Since the Russian Revolution the Patriarchate of Constantinople has taken into its jurisdiction a variety of Russophobic dissidents. Their schisms have come about because the dissidents have been too spiritually weak to remain faithful to the Russian Tradition and so have been dragged down into party politics or personality cults. Thus, they have either been virulent nationalists or else anti-Tradition liberals and freemasons, cultivating political and theological schisms caused by that Revolution. Having lost sight of the big picture of Orthodox civilisational values, the Orthodox world-view, they have been brought down into petty, provincial concerns.

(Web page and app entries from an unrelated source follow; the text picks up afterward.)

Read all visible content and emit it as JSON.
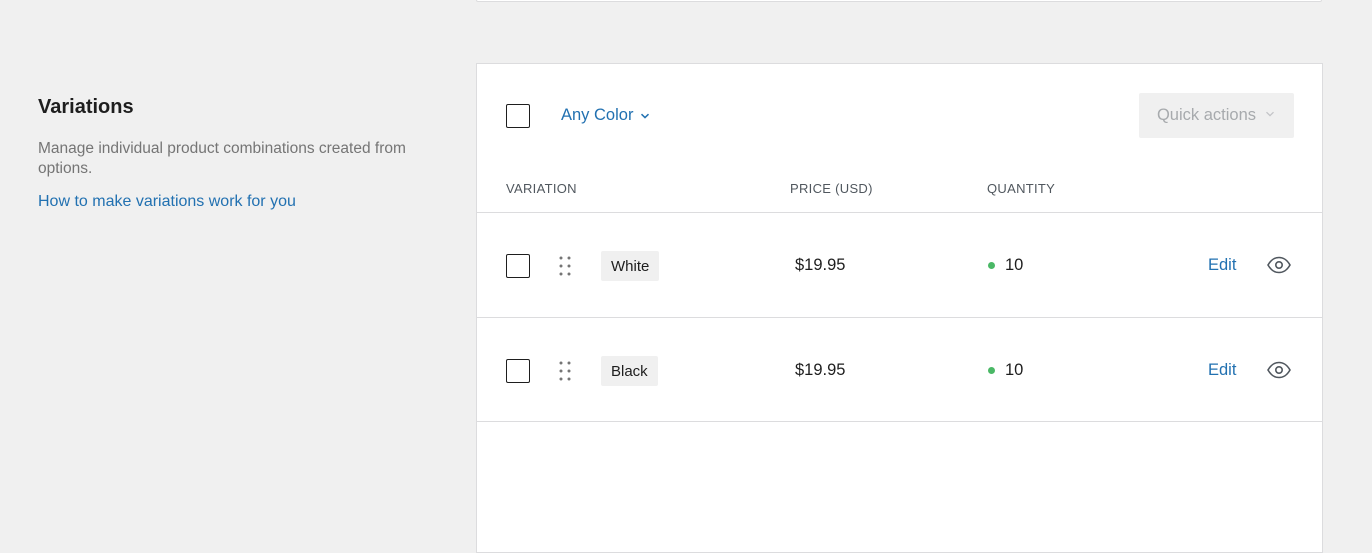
{
  "section": {
    "title": "Variations",
    "description": "Manage individual product combinations created from options.",
    "help_link": "How to make variations work for you"
  },
  "toolbar": {
    "filter_label": "Any Color",
    "quick_actions_label": "Quick actions",
    "quick_actions_enabled": false
  },
  "table": {
    "headers": {
      "variation": "VARIATION",
      "price": "PRICE (USD)",
      "quantity": "QUANTITY"
    },
    "rows": [
      {
        "variation": "White",
        "price": "$19.95",
        "quantity": "10",
        "edit_label": "Edit",
        "stock_status_color": "#4ab866",
        "checked": false
      },
      {
        "variation": "Black",
        "price": "$19.95",
        "quantity": "10",
        "edit_label": "Edit",
        "stock_status_color": "#4ab866",
        "checked": false
      }
    ]
  },
  "colors": {
    "accent": "#2271b1",
    "background": "#f0f0f0",
    "card": "#ffffff",
    "border": "#dcdcde",
    "in_stock": "#4ab866"
  },
  "icons": {
    "filter": "chevron-down-icon",
    "quick_actions": "chevron-down-icon",
    "row_drag": "drag-handle-icon",
    "row_visibility": "eye-icon"
  }
}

Some of the dissidents have been Slavs – Russians, Ukrainians or ex-Catholic Carpatho-Russians – others have been Western converts – Finnish, American, French, Estonian or ex-Anglican. Here we look at the dissidents, originally Russophobic, pro-Kerensky aristocrats from Saint Petersburg, who, leaving Russia, then the Church outside Russia and then the Church inside Russia for Constantinople, over 80 years ago formed the Rue Daru jurisdiction in Paris. After nearly a year without a leader, they are now hoping to elect a new archbishop in November 2013.
Although issued from the Russian Tradition and even claiming to belong to it, since they left the Mother-Church these dissidents have gradually become more and more Westernised and absorbed into the US and Turkish-controlled Greek Patriarchate in Istanbul. This can clearly be seen in their forsaking of the Orthodox liturgical calendar and Orthodox liturgical, dogmatic and pastoral practices for modernist, Western, secular practices. This simultaneous Westernisation and Hellenisation is inevitable and can only be avoided by their leaving schism and taking the path back to the Mother-Church.
If, after the election of a new archbishop, they cannot return to the Mother-Church, they will consign themselves to remaining a small archdiocese of the Patriarchate of Constantinople, perhaps 5,000 in number in all, most of their parishes set up in temporary or rented premises and less than 25 strong. Their ethos will continue to be intellectual, not spiritual, philosophical, not theological, disincarnate, not incarnate, with mainly untrained clergy, without a living Tradition and without a Mother-Church, yet dependent on the Russian Church for vestments, literature, musical culture and people to fill its small parishes. Clearly, eventually, they will disappear, absorbed into Greek Church structures and practices.
However, if, after the election of a new archbishop, they can return to the Mother-Church, they will be able to rejoin the multinational and multilingual free Russian Orthodox Church, fifty times bigger than the tiny and captive Patriarchate of Constantinople. They will be able to take part in the construction of the Metropolia of Western Europe, with its hundreds and hundreds of real parishes and historic churches all over Western Europe, the stepping-stone to a future new Local Church and yet at the same time authentically faithful to the Russian Orthodox Tradition and Church in all ways. Local and Faithful, or Westernised and Hellenised: this is the choice that they face.